The most significant new factor in the Israeli-Palestinian conflict is the enormous decline in the status of the PA after Fatah lost Gaza to Hamas. It is an axiom among all the mainstream Israeli parties that the State no longer has an interest in direct occupation. Yet the facts on the ground keep Israel from handing the reins to Abbas.
Theoretically, the daily rocket attacks from Gaza might stop if Israel were to reconquer the Strip. Yet such a step could hurtle the region into a tailspin, undermine what remains of Abbas's rule in the West Bank, and force Israel to reconquer the cities there too. The notorious Civil Administration would then return, and Israel would have full, direct responsibility for the feeding, education and employment of 4 million Palestinians. Added to the 1.4 million Arabs living as citizens within its borders, the number of Arabs under Israel's rule would then almost equal the number of Jews (5.7 million).
The nominal PA rule over the cities of the West Bank, along with the Hamas domination of Gaza, enables Israel to maintain an indirect occupation while avoiding responsibility. But if Israel were to retake Gaza and then (following a PA collapse) the West Bank, that would bring on the Zionist nightmare.
We may regard Annapolis, then, as a desperate attempt to strengthen Abbas, prevent the PA's collapse and save the Jewish State. At the subsequent Paris Conference, the developed nations pledged $7.5 billion toward the building of Palestine. The West has recognized that this latest effort may be the last chance for a two-state solution.
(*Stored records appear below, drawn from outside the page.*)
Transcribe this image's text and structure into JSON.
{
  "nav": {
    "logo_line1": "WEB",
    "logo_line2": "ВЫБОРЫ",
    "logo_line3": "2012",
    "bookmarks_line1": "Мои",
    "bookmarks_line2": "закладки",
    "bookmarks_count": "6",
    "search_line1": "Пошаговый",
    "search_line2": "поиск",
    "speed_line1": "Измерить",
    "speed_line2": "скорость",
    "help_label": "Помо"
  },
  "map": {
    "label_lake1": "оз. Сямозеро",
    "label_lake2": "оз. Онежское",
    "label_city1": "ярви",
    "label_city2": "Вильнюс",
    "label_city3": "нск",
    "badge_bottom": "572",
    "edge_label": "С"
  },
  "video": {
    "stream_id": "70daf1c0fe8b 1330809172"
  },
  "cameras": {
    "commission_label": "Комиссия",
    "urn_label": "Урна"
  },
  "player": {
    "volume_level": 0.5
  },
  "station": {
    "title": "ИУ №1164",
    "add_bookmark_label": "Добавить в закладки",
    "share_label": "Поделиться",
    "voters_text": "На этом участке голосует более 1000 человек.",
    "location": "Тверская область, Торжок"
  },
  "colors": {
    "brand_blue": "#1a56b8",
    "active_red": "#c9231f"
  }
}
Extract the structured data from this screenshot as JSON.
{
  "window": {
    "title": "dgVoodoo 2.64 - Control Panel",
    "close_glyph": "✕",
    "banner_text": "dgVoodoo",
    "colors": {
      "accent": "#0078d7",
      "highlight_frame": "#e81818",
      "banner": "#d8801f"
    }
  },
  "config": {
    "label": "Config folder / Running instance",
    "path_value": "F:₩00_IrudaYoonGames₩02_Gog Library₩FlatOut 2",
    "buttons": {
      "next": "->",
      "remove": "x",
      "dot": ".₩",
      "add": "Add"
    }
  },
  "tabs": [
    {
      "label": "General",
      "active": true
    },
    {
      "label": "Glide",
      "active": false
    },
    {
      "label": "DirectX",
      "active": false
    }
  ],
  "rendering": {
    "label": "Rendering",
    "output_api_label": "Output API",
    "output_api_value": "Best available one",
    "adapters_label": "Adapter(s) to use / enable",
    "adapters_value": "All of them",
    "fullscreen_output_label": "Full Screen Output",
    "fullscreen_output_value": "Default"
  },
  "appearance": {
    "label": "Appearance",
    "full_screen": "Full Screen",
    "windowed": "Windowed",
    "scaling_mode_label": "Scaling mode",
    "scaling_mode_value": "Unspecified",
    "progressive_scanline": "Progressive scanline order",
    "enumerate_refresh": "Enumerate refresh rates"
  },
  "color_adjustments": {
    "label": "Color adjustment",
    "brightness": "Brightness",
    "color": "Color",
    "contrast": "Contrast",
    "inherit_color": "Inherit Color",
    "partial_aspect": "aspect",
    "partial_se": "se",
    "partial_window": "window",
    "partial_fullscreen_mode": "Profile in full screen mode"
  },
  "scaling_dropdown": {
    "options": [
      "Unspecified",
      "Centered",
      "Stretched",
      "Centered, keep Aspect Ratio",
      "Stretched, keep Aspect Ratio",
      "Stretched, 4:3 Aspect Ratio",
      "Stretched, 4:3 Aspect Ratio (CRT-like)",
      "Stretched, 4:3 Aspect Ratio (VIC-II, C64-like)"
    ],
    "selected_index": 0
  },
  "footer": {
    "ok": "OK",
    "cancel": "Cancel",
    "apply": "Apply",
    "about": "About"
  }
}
What exactly is the nature of the Jewish state that is thus endangered? It has become clear in recent years that Israel's drive to separate the two peoples is not meant as penance for its crimes of forty years. The desire for separation results rather from the evaporation of the Zionist ethos. This ethos once embraced all Jewish citizens of the state, but it has shriveled to embrace the successful alone. From a nation for all its Jews, Israel has become a nation for all its rich. The classes that have lost strength in recent years, such as workers who could not make the transition to high-tech, or those displaced by foreign labor, or single mothers, have become a burden on the state (that is, on the rich), just as the Palestinians in Gaza and the West Bank are a burden. Israel seeks a model for separating from the Palestinians, while it employs a neoliberal model to separate from its own poor. Recently, for instance, the Olmert government faced the longest and most militant teachers' strike in the country's history. (See article, p. 10.)
Criticism of the government is concentrated on two levels. The first is political, focusing on its inability to bring the peace that alone can secure the continuation of the Jewish State. The second level is that of class conflict. The same Jewish State, which once symbolized job security and a homeland for most of its citizens, is breaking up before their eyes. It has detached itself from the workers and the poor. In a nation that lacks both physical and economic security, we cannot expect solidarity.
On the analysis given here, Israel is damned if it does and damned if it doesn't. Perhaps it still has time to save the two-state solution—and itself—by doing what it should have done long ago: through bilateral agreement, it should have dismantled the settlements and withdrawn to the lines of 1967. But the likelihood of such a conversion is now near zero, because a new element has entered the picture: Hamas, which might do in the West Bank what it has done in Gaza.
Israel is also damned, on the other hand, if it does not withdraw to the lines of 1967, for it will then have to face the ever stronger forces pushing for a single democratic state. The time has come for hard decisions: either help build an independent Palestine or face a one-state solution.